Background: In UK there are over 10,000 registered domiciliary social care providers serving almost one million clients. Yet little information is available on older care recipients, and we lack a systematic approach to sharing data as people access different services. Our work in the DACHA study has uncovered the vast range of data being captured by care home providers for their own use. Building on DACHA, this study will generate baseline evidence on data collection and sharing practices in homecare. It will shed light on the (unique) challenges of data collection, and the feasibility and implementing a minimum dataset (MDS) in this context
Objectives: The study aims to establish the extent and content of client data collection by home care providers in England, including purpose and data sharing practices (what, how & why) and explore views on acceptability, challenges and resources required to implement a minimum dataset within a home care context
Methods: There are three strands to this study:
1. Working with the National Care Forum and Home Care Association we are conducting online consultations with stakeholders (commissioners, service owners/managers, regulators, relevant health services) to establish if/how they use data, key priorities and gaps.
2. A survey is being developed to understand the scope of data collection/utilisation in home care, to establish areas of commonality between social care settings and measures that are home care specific.
3. Qualitative interviews with staff and clients of home care providers, commissioning organisations and national leads will explore the feasibility, acceptability and resources needed to plan and implement minimum dataset collection in home care.
A synthesis of the online consultations and initial findings from the survey will be presented and implications discussed.
Conclusions: This presentation will begin to explore the possibility of identifying a core component of data that, once collected in home care, could inform the care of older people as they transition across health and social care settings.
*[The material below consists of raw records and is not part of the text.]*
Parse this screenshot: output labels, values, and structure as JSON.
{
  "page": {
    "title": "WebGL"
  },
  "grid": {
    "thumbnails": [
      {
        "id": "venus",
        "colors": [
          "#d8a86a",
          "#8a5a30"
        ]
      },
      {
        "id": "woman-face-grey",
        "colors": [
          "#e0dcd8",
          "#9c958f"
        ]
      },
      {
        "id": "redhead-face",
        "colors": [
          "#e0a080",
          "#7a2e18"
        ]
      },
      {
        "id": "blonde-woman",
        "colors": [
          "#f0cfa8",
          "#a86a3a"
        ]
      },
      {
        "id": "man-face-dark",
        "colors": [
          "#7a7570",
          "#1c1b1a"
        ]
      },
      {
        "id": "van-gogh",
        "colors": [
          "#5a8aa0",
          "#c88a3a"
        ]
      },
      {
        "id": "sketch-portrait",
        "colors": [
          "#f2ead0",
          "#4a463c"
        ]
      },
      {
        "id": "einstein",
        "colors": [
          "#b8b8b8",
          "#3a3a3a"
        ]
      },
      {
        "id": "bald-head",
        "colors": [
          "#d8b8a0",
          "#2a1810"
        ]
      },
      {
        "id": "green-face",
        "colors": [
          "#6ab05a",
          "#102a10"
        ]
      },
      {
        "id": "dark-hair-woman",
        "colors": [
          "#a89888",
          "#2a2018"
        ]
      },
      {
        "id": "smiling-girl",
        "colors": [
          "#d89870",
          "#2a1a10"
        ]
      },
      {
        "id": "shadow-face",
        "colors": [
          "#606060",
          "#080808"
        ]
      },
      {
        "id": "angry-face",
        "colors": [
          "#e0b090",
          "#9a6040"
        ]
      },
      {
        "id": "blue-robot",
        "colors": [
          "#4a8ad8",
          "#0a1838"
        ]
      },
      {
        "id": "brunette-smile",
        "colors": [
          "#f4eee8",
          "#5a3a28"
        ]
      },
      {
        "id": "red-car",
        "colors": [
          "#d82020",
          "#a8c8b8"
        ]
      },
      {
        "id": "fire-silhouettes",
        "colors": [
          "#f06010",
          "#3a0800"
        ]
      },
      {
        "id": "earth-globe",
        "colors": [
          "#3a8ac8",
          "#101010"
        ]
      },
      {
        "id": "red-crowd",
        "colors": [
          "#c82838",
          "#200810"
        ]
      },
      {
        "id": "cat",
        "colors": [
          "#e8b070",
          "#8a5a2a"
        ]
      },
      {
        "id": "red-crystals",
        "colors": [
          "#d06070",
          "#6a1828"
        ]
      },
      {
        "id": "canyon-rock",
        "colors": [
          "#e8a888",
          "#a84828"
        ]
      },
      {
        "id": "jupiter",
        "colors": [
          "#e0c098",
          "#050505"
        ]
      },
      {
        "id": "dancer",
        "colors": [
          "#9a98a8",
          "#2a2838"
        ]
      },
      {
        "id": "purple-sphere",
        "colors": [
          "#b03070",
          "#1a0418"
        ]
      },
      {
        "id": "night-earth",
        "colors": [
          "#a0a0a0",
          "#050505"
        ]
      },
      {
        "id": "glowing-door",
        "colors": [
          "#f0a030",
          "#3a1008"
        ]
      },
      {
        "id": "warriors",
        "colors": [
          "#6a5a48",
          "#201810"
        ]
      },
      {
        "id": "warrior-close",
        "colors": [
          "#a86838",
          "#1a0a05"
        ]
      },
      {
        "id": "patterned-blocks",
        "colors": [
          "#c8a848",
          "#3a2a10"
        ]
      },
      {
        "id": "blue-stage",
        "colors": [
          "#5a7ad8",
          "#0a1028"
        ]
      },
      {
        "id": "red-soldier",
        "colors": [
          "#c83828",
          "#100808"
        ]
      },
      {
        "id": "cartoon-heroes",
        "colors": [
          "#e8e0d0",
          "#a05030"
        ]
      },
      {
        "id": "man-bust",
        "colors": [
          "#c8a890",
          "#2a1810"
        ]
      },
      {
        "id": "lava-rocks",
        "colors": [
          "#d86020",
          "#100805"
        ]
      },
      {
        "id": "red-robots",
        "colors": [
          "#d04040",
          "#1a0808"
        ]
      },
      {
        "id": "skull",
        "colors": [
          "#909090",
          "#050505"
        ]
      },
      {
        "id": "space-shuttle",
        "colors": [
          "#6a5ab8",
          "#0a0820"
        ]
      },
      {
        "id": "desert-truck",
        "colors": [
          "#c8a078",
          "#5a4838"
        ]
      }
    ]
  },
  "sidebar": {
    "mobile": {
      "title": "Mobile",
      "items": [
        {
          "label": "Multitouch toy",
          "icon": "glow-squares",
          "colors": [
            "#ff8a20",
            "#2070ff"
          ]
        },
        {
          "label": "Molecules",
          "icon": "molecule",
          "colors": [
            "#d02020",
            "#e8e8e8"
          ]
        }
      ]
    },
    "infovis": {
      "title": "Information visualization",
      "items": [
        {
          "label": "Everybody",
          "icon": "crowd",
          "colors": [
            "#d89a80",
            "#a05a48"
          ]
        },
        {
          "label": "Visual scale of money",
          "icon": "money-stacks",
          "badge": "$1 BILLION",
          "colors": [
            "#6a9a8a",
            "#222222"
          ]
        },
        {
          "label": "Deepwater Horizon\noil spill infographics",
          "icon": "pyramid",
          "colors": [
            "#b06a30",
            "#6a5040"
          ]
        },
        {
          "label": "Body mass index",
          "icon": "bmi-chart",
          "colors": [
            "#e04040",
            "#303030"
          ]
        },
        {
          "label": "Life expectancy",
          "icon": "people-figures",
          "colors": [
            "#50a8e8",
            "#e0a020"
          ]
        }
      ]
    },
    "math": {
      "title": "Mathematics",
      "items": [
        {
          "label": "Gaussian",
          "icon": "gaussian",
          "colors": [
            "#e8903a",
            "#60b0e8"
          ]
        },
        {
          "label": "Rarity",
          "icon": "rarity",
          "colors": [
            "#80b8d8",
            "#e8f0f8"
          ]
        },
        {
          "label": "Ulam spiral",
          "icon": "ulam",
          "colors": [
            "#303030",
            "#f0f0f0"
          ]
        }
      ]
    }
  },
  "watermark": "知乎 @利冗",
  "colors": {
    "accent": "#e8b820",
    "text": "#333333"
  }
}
This has potential to support and complement the integration and digitalisation agenda in UK health and social care and enhance older people's care.